EXERCISE AIM: Every line of the entries with the word "discounts" in it should be shown.

(Element data from apps and pages)
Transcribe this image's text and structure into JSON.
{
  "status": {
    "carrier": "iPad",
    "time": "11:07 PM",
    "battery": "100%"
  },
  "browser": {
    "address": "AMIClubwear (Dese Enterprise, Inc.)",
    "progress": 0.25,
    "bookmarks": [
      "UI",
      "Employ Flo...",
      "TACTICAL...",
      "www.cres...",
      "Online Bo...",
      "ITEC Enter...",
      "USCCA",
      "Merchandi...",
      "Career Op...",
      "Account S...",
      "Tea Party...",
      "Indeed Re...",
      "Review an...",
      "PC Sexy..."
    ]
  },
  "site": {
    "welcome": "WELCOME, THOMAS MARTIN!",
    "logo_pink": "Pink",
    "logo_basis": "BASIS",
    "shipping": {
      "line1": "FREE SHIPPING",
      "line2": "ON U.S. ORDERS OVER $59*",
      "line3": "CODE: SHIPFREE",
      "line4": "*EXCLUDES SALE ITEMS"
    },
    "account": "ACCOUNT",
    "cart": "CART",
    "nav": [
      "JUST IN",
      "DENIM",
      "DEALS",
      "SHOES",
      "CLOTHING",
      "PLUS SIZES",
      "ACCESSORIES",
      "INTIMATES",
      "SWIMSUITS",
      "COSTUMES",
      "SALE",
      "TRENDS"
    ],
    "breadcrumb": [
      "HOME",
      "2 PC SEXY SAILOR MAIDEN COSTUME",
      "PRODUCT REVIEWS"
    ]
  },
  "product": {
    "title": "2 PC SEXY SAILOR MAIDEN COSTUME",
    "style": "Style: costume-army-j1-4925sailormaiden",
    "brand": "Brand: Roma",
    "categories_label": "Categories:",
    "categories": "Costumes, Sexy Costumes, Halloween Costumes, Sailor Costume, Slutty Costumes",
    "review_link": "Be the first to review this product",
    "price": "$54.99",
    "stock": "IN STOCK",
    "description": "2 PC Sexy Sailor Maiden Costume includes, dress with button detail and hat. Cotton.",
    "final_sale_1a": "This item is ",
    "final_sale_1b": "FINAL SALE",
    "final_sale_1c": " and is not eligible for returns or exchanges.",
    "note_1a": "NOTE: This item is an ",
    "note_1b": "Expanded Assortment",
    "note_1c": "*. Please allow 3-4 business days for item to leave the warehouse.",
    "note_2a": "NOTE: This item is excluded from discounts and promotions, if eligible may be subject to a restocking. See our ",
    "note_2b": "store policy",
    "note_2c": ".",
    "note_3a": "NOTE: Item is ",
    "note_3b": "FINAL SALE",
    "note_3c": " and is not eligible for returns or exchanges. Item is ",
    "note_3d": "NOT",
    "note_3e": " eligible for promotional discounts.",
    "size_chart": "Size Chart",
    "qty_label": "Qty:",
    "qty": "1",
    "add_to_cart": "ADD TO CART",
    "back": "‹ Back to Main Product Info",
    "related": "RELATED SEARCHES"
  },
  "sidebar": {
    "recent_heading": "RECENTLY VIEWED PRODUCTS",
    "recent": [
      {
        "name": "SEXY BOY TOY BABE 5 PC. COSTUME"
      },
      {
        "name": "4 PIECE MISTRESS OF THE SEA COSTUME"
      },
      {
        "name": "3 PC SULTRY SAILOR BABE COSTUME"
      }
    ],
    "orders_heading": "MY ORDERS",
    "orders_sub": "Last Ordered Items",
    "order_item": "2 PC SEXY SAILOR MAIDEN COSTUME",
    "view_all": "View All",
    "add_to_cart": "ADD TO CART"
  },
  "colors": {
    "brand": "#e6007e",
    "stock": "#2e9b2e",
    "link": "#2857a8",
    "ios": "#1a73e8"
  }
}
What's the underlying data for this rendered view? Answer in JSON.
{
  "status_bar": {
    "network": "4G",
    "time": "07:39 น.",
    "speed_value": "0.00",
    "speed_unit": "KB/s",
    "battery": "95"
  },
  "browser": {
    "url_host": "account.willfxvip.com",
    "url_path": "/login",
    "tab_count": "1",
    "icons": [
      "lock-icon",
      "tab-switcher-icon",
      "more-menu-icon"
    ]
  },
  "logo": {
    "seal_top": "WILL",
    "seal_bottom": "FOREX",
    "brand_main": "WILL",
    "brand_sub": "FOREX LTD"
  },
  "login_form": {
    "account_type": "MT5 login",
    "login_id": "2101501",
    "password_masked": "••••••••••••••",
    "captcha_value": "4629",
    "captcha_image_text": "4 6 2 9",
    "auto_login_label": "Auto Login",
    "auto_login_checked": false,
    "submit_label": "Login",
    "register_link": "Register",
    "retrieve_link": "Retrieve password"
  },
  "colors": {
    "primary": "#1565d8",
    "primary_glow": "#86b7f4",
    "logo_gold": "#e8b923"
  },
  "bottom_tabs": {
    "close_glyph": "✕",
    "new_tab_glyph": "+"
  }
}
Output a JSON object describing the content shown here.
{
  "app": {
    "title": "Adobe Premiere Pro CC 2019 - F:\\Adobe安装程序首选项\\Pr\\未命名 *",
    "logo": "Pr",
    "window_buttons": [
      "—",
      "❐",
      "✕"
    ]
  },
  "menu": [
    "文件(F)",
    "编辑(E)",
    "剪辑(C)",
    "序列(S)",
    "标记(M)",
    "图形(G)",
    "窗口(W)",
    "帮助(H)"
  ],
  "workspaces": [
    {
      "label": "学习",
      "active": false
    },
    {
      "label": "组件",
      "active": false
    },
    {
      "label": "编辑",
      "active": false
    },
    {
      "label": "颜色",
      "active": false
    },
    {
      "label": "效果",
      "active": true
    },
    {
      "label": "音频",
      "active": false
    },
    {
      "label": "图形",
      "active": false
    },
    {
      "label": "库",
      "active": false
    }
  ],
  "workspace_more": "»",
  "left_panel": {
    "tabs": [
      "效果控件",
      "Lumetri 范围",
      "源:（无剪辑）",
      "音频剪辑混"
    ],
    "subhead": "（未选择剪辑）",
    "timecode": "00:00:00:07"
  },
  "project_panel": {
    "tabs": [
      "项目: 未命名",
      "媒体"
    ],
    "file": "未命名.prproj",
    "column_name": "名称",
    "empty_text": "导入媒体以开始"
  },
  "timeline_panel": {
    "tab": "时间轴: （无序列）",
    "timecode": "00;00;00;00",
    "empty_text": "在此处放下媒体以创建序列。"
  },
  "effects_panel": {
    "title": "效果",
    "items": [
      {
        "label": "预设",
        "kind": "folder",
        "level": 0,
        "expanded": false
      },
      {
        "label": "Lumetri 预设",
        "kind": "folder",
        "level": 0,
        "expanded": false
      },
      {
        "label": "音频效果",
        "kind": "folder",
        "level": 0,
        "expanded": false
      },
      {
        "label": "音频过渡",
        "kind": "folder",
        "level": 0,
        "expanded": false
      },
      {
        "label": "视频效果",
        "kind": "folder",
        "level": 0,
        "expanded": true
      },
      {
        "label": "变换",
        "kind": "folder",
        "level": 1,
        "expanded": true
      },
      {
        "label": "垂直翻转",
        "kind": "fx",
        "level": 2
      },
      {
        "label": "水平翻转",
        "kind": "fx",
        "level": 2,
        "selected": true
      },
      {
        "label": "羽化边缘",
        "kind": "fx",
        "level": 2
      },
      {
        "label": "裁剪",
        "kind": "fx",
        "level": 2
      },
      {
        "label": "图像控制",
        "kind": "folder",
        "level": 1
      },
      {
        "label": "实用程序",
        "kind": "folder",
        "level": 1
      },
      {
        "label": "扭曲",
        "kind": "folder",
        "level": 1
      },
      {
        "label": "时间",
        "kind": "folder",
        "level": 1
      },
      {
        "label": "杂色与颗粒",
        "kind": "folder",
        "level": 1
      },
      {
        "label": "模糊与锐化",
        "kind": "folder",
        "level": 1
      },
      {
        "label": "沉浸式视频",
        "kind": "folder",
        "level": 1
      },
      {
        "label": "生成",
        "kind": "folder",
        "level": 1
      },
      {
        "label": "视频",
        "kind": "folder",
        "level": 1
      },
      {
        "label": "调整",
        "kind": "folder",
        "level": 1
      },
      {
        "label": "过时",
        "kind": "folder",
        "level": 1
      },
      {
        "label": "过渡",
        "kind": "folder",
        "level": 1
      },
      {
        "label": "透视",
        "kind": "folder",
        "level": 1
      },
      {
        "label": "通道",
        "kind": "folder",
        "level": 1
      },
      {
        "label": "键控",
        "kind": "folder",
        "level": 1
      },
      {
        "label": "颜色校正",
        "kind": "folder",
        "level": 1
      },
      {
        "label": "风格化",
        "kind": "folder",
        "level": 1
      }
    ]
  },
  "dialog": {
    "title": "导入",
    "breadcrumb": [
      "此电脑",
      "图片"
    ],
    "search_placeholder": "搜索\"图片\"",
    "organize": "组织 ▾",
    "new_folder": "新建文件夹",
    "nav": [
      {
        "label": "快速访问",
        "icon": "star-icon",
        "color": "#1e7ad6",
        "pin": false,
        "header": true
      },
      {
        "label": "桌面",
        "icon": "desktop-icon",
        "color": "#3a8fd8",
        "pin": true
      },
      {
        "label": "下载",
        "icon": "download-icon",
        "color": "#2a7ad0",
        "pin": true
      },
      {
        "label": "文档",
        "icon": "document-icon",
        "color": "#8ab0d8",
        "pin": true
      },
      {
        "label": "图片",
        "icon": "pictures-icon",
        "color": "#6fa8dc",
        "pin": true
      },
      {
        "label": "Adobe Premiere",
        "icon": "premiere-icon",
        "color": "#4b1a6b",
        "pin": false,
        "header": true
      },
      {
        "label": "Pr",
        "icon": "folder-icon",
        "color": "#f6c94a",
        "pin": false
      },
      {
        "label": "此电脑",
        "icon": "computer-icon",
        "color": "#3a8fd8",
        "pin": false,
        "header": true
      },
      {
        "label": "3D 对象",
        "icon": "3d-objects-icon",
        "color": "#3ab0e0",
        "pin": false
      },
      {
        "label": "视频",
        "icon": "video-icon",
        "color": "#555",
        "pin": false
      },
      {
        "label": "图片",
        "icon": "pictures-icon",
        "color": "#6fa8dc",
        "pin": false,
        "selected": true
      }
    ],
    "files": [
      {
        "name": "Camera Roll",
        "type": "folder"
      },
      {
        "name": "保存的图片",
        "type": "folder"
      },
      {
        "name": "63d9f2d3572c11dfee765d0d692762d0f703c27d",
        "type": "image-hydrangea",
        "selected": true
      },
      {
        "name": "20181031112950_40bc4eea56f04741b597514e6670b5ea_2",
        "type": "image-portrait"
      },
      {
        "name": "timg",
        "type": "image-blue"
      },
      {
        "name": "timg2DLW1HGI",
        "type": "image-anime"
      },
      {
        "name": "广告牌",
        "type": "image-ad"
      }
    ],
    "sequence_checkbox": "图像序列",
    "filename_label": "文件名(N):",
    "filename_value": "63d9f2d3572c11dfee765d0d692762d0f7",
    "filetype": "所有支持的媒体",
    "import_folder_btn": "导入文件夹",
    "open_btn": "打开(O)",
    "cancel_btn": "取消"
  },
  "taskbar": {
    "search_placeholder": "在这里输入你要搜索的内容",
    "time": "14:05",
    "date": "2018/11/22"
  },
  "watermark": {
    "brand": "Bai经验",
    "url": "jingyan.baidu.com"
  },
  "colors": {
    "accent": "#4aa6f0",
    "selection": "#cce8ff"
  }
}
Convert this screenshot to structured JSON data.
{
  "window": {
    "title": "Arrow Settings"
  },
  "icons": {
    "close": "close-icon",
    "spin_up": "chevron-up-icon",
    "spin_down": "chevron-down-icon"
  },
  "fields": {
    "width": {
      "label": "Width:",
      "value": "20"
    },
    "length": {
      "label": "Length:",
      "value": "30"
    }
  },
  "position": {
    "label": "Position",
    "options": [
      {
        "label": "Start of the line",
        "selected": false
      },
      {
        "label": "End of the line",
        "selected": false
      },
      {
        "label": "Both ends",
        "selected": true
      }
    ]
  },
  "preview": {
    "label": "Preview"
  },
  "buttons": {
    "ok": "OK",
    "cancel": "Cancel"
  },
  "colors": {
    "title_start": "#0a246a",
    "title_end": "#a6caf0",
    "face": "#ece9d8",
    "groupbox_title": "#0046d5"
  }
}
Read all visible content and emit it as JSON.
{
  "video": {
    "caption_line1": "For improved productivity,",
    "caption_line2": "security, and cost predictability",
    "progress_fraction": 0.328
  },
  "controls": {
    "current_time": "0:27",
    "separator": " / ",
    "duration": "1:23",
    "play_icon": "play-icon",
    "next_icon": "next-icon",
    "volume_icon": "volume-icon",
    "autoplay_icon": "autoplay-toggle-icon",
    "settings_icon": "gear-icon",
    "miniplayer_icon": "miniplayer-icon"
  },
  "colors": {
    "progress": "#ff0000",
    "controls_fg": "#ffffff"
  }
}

SOLUTION FOR THIS TASK:
    "note_2a": "NOTE: This item is excluded from discounts and promotions, if eligible may be subject to a restocking. See our ",
    "note_3e": " eligible for promotional discounts.",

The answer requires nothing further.